# Aim of the task:
Retype each record below word for word, pictures excluded.

# Exercise data:

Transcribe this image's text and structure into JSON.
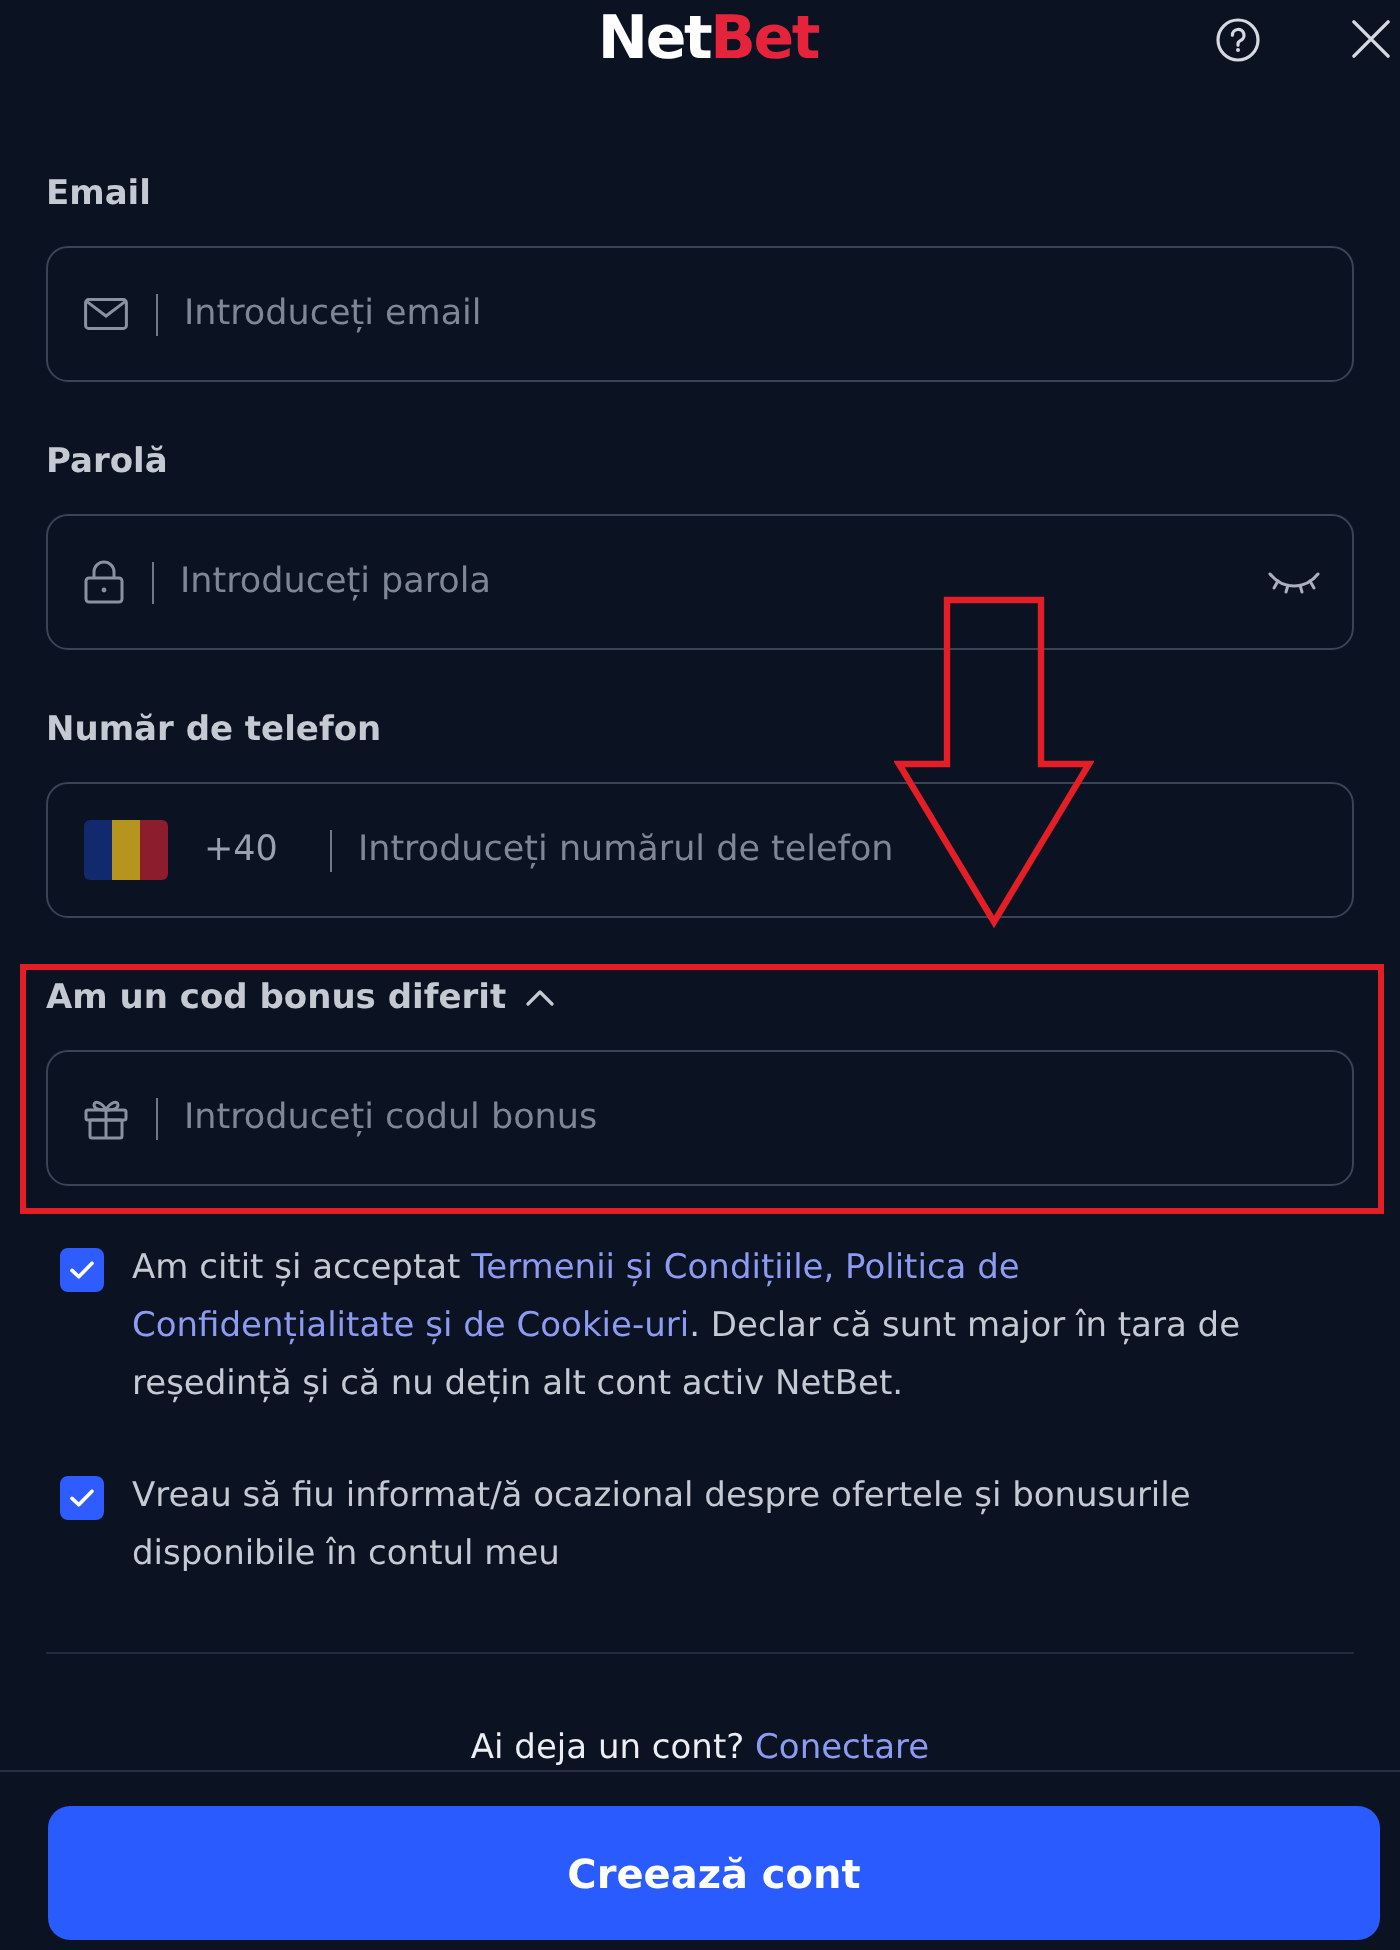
{
  "header": {
    "logo": [
      {
        "text": "Net",
        "color": "#ffffff"
      },
      {
        "text": "Bet",
        "color": "#e5243b"
      }
    ]
  },
  "fields": [
    {
      "kind": "email",
      "label": "Email",
      "placeholder": "Introduceți email"
    },
    {
      "kind": "password",
      "label": "Parolă",
      "placeholder": "Introduceți parola"
    },
    {
      "kind": "phone",
      "label": "Număr de telefon",
      "dial_code": "+40",
      "placeholder": "Introduceți numărul de telefon"
    }
  ],
  "bonus": {
    "label": "Am un cod bonus diferit",
    "expanded": true,
    "placeholder": "Introduceți codul bonus"
  },
  "consents": [
    {
      "checked": true,
      "text": [
        {
          "kind": "plain",
          "text": "Am citit și acceptat "
        },
        {
          "kind": "link",
          "text": "Termenii și Condițiile, Politica de"
        },
        {
          "kind": "link",
          "text": "Confidențialitate și de Cookie-uri"
        },
        {
          "kind": "plain",
          "text": ". Declar că sunt major în țara de reședință și că nu dețin alt cont activ NetBet."
        }
      ]
    },
    {
      "checked": true,
      "text": [
        {
          "kind": "plain",
          "text": "Vreau să fiu informat/ă ocazional despre ofertele și bonusurile disponibile în contul meu"
        }
      ]
    }
  ],
  "login_prompt": {
    "text": "Ai deja un cont?",
    "link": "Conectare"
  },
  "submit_button": "Creează cont"
}
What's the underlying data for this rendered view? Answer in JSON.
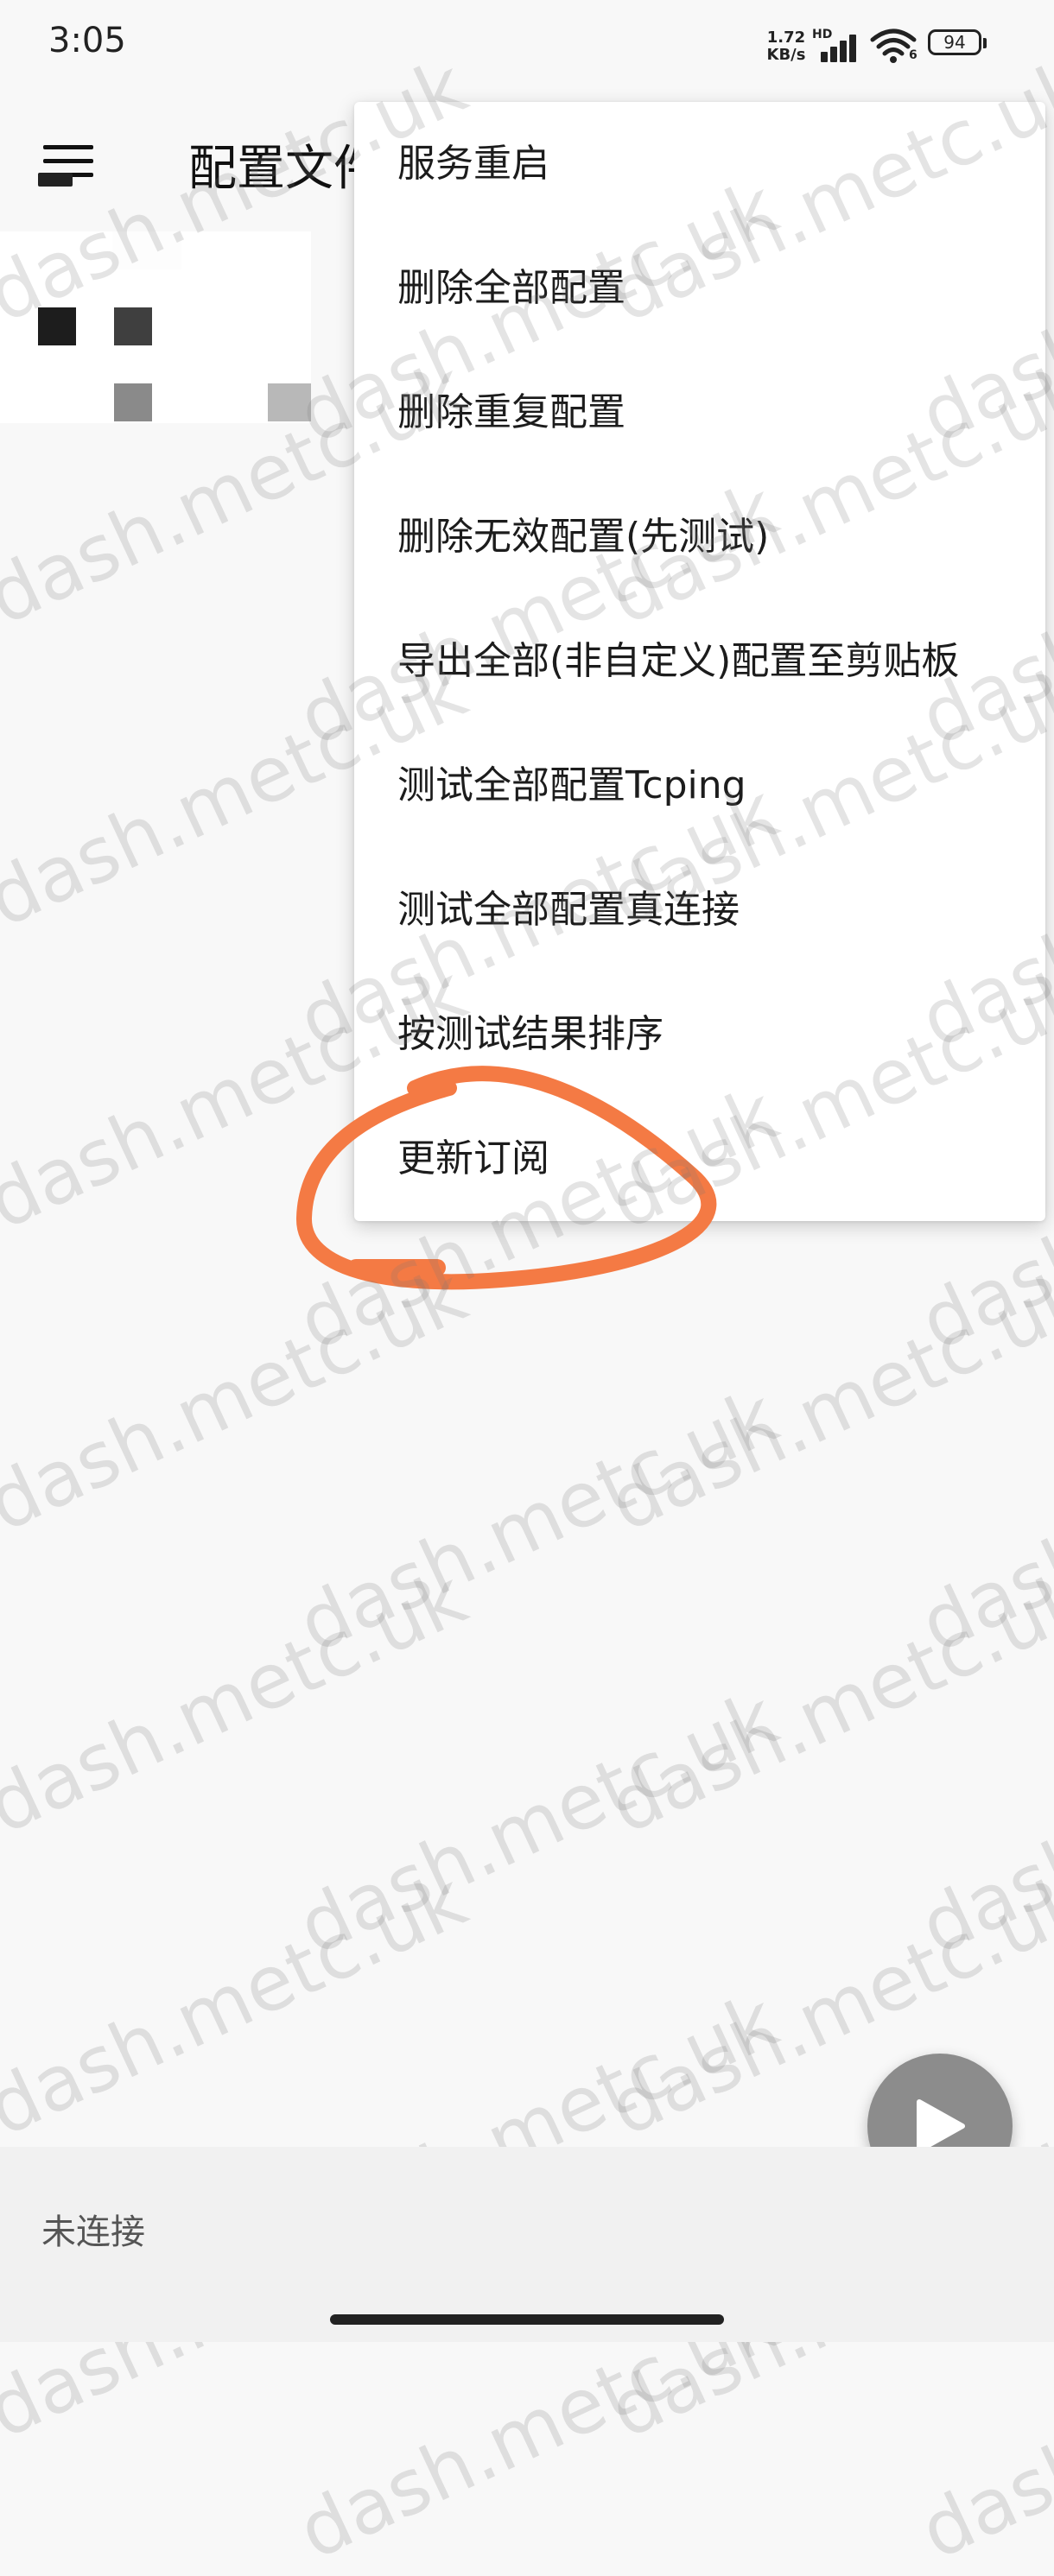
{
  "status_bar": {
    "time": "3:05",
    "net_speed_value": "1.72",
    "net_speed_unit": "KB/s",
    "network_type": "HD",
    "wifi_band": "6",
    "battery_level": "94"
  },
  "app_bar": {
    "title": "配置文件"
  },
  "menu": {
    "items": [
      {
        "label": "服务重启"
      },
      {
        "label": "删除全部配置"
      },
      {
        "label": "删除重复配置"
      },
      {
        "label": "删除无效配置(先测试)"
      },
      {
        "label": "导出全部(非自定义)配置至剪贴板"
      },
      {
        "label": "测试全部配置Tcping"
      },
      {
        "label": "测试全部配置真连接"
      },
      {
        "label": "按测试结果排序"
      },
      {
        "label": "更新订阅"
      }
    ]
  },
  "connection_status": "未连接",
  "watermark_text": "dash.metc.uk",
  "colors": {
    "annotation": "#f47a44",
    "fab": "#8c8c8c",
    "background": "#f8f8f8"
  },
  "icons": {
    "menu": "hamburger-menu-icon",
    "fab": "play-icon"
  }
}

# Exercise output:
Transcribe this image's text and structure into JSON.
{
  "header": {
    "logo": [
      {
        "text": "Net",
        "color": "#ffffff"
      },
      {
        "text": "Bet",
        "color": "#e5243b"
      }
    ]
  },
  "fields": [
    {
      "kind": "email",
      "label": "Email",
      "placeholder": "Introduceți email"
    },
    {
      "kind": "password",
      "label": "Parolă",
      "placeholder": "Introduceți parola"
    },
    {
      "kind": "phone",
      "label": "Număr de telefon",
      "dial_code": "+40",
      "placeholder": "Introduceți numărul de telefon"
    }
  ],
  "bonus": {
    "label": "Am un cod bonus diferit",
    "expanded": true,
    "placeholder": "Introduceți codul bonus"
  },
  "consents": [
    {
      "checked": true,
      "text": [
        {
          "kind": "plain",
          "text": "Am citit și acceptat "
        },
        {
          "kind": "link",
          "text": "Termenii și Condițiile, Politica de"
        },
        {
          "kind": "link",
          "text": "Confidențialitate și de Cookie-uri"
        },
        {
          "kind": "plain",
          "text": ". Declar că sunt major în țara de reședință și că nu dețin alt cont activ NetBet."
        }
      ]
    },
    {
      "checked": true,
      "text": [
        {
          "kind": "plain",
          "text": "Vreau să fiu informat/ă ocazional despre ofertele și bonusurile disponibile în contul meu"
        }
      ]
    }
  ],
  "login_prompt": {
    "text": "Ai deja un cont?",
    "link": "Conectare"
  },
  "submit_button": "Creează cont"
}
What's the underlying data for this rendered view? Answer in JSON.
{
  "status_bar": {
    "time": "3:05",
    "net_speed_value": "1.72",
    "net_speed_unit": "KB/s",
    "network_type": "HD",
    "wifi_band": "6",
    "battery_level": "94"
  },
  "app_bar": {
    "title": "配置文件"
  },
  "menu": {
    "items": [
      {
        "label": "服务重启"
      },
      {
        "label": "删除全部配置"
      },
      {
        "label": "删除重复配置"
      },
      {
        "label": "删除无效配置(先测试)"
      },
      {
        "label": "导出全部(非自定义)配置至剪贴板"
      },
      {
        "label": "测试全部配置Tcping"
      },
      {
        "label": "测试全部配置真连接"
      },
      {
        "label": "按测试结果排序"
      },
      {
        "label": "更新订阅"
      }
    ]
  },
  "connection_status": "未连接",
  "watermark_text": "dash.metc.uk",
  "colors": {
    "annotation": "#f47a44",
    "fab": "#8c8c8c",
    "background": "#f8f8f8"
  },
  "icons": {
    "menu": "hamburger-menu-icon",
    "fab": "play-icon"
  }
}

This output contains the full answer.